[Task statement] Lines from the records below that contain the word "this" are to be copied out.

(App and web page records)
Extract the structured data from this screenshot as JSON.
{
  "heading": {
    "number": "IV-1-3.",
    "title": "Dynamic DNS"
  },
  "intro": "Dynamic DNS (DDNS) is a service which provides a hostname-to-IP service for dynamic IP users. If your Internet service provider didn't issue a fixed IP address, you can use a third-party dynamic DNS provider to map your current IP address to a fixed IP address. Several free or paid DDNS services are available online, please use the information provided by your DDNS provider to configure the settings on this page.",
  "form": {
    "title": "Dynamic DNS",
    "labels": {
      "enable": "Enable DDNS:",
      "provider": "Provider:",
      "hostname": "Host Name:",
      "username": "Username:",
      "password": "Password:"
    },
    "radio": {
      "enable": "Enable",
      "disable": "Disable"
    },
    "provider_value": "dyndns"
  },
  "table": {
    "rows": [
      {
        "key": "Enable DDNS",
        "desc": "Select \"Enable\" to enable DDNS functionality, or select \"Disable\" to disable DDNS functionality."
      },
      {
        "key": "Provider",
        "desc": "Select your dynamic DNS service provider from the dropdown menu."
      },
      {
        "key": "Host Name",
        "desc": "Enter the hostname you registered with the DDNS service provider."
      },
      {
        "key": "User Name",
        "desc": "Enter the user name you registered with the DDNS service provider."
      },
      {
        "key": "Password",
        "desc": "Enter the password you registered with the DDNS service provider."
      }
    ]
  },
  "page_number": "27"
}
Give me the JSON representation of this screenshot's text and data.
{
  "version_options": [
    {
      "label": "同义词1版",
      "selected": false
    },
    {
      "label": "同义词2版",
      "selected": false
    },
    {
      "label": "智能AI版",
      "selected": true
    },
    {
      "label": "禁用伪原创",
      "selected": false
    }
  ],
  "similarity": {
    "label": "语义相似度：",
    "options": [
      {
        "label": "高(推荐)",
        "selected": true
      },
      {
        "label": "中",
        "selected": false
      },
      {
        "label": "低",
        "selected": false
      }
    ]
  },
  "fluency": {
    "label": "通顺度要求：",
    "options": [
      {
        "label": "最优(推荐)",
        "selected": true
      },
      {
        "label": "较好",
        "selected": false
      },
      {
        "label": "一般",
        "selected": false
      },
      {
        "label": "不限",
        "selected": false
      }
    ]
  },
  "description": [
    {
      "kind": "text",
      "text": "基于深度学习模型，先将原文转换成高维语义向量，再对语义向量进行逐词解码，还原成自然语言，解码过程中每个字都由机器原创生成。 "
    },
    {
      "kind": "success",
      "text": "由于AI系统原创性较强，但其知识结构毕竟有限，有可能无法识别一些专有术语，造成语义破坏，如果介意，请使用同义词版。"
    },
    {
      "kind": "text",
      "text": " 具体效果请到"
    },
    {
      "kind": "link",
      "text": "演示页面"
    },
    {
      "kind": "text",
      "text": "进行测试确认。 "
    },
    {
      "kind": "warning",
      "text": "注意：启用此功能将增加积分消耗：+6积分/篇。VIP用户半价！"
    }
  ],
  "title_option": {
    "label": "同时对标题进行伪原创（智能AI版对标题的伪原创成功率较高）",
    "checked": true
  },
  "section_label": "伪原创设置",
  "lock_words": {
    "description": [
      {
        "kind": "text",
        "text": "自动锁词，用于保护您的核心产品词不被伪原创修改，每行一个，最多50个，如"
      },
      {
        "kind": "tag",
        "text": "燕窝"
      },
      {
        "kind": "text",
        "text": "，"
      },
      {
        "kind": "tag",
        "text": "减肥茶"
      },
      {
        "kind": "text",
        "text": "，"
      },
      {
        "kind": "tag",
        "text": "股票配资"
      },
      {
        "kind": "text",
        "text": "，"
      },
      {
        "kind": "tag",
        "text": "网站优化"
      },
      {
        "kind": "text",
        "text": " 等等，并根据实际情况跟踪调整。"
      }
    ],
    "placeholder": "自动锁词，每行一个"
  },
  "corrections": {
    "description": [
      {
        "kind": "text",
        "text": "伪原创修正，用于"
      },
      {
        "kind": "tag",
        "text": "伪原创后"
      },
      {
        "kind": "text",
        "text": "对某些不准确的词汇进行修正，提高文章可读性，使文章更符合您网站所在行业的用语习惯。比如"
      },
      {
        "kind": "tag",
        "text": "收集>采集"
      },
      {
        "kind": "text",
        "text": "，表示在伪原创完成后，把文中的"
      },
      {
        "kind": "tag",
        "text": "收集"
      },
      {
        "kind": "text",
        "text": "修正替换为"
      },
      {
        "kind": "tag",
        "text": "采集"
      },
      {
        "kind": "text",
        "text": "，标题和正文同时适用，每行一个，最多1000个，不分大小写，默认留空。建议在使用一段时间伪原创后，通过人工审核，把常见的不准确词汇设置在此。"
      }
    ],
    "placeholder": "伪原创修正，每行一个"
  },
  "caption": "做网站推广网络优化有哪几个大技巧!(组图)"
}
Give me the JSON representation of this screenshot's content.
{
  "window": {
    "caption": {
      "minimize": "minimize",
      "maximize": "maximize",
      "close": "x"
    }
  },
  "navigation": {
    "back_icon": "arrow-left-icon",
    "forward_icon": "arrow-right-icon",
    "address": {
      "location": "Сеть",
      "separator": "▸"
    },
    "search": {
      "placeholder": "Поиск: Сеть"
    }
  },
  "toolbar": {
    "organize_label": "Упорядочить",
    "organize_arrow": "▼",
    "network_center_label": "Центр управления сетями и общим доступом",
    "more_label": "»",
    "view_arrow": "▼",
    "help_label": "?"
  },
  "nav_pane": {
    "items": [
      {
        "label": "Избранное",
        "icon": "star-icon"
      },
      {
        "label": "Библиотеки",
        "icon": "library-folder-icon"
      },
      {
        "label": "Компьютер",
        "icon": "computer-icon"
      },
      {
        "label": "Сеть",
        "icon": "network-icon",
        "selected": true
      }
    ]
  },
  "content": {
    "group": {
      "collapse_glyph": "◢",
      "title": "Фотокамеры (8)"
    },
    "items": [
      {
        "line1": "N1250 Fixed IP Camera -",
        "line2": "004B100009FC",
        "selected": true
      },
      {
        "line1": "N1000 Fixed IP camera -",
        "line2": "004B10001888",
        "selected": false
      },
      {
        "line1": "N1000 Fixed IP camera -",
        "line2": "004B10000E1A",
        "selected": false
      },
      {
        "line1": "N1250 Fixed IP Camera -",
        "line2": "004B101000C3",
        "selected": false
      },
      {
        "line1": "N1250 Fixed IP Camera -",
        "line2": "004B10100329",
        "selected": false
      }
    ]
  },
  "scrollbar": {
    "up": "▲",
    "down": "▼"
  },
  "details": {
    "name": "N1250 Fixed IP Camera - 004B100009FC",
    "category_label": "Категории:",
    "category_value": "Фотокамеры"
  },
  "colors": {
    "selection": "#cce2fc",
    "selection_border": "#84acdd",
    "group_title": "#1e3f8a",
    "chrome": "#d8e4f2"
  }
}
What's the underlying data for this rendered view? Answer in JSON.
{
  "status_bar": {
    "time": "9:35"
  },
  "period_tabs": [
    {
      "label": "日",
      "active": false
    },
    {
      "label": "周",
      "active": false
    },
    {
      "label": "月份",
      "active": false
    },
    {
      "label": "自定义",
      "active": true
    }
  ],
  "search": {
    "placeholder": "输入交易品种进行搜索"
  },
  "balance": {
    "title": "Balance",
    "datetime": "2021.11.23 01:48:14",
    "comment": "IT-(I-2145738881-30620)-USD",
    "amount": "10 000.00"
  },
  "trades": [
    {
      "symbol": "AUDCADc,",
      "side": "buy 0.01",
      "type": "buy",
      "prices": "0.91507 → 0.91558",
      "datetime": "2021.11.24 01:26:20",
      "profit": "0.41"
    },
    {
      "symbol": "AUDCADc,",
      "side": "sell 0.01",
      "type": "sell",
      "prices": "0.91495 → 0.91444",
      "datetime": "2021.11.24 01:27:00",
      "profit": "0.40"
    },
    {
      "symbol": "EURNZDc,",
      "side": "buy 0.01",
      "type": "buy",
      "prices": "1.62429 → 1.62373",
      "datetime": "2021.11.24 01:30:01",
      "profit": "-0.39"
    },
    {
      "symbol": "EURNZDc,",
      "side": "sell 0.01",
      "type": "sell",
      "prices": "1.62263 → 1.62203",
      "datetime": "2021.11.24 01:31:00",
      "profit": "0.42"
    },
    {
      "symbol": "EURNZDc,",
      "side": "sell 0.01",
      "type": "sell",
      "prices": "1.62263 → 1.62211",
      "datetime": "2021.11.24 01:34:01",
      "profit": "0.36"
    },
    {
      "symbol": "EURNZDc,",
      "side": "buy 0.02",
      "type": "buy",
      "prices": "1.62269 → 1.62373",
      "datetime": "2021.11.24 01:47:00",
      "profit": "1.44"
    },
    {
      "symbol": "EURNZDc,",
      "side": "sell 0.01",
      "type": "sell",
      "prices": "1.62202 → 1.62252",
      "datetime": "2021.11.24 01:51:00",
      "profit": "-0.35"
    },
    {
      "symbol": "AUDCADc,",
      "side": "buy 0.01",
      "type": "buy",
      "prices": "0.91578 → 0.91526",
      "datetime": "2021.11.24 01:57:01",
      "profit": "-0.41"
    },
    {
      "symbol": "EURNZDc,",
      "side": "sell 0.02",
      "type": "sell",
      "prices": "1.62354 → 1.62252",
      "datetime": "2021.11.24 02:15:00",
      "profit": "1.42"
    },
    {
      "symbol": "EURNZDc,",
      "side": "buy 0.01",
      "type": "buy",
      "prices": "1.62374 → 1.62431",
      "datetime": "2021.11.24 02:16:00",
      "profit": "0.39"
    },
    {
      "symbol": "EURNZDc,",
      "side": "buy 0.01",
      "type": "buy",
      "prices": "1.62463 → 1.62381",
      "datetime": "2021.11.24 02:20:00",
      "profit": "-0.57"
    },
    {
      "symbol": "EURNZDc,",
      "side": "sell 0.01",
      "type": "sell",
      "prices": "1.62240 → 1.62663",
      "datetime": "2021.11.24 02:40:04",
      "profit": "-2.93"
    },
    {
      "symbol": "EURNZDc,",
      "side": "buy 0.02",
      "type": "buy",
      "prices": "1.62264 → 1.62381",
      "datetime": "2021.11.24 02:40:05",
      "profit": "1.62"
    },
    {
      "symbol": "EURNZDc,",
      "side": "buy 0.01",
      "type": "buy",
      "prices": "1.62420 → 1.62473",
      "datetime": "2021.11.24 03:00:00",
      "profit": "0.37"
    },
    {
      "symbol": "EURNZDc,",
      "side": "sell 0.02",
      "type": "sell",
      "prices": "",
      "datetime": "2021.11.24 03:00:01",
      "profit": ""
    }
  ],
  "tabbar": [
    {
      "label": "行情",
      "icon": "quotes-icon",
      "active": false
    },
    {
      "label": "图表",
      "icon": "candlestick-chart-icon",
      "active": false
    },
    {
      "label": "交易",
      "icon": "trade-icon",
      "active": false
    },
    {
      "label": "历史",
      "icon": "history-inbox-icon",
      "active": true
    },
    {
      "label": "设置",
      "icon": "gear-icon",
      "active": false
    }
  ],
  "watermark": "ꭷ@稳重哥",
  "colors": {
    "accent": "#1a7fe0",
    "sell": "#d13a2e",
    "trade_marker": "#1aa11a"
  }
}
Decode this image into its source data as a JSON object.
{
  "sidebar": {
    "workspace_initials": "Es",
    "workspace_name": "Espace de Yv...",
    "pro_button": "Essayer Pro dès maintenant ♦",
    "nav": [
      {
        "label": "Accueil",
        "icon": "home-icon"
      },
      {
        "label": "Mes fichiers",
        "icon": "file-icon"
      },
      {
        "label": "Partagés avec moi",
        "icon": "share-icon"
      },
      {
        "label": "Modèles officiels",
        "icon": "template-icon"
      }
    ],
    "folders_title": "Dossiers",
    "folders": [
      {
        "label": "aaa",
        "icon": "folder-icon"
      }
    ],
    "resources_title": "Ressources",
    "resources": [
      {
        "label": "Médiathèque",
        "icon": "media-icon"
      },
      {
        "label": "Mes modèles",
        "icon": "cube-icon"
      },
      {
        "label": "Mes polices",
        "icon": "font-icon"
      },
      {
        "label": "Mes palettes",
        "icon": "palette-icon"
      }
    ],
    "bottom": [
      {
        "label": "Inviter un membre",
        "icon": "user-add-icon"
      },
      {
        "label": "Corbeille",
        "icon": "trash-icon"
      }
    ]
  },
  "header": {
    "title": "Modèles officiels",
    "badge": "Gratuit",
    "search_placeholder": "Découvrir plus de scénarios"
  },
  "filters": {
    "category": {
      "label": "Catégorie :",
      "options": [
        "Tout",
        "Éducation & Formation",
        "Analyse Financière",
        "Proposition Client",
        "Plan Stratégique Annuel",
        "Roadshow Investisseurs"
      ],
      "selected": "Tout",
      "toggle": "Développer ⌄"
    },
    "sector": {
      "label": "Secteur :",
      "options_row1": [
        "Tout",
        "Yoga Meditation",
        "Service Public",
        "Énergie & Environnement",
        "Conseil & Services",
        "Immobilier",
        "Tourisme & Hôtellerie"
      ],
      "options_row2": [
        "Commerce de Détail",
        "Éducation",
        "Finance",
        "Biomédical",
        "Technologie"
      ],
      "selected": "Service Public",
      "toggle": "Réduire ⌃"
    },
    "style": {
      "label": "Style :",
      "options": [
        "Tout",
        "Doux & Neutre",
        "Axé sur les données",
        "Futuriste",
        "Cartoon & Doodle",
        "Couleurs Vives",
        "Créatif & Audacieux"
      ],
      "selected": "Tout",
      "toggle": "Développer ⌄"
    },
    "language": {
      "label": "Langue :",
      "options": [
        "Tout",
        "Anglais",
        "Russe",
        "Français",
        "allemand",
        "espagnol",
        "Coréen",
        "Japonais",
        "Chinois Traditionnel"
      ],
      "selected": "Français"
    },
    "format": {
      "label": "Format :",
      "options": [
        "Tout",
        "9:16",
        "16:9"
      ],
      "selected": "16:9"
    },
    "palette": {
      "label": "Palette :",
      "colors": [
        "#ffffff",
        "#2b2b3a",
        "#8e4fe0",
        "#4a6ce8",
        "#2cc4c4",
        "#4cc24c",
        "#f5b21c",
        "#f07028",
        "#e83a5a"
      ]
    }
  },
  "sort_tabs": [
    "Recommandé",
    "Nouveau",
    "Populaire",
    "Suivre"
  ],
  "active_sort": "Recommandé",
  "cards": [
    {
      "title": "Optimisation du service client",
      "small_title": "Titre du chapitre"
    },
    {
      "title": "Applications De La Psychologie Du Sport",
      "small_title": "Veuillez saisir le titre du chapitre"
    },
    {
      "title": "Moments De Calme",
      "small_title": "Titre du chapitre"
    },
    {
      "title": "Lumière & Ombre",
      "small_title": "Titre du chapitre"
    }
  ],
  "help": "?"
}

[Output of the task]
Extract the structured data from this screenshot as JSON.
  "intro": "Dynamic DNS (DDNS) is a service which provides a hostname-to-IP service for dynamic IP users. If your Internet service provider didn't issue a fixed IP address, you can use a third-party dynamic DNS provider to map your current IP address to a fixed IP address. Several free or paid DDNS services are available online, please use the information provided by your DDNS provider to configure the settings on this page.",
Give me the JSON representation of this screenshot's text and data.
Give me the JSON representation of this screenshot's content.
What's the underlying data for this rendered view? Answer in JSON.
Decode this image into its source data as a JSON object.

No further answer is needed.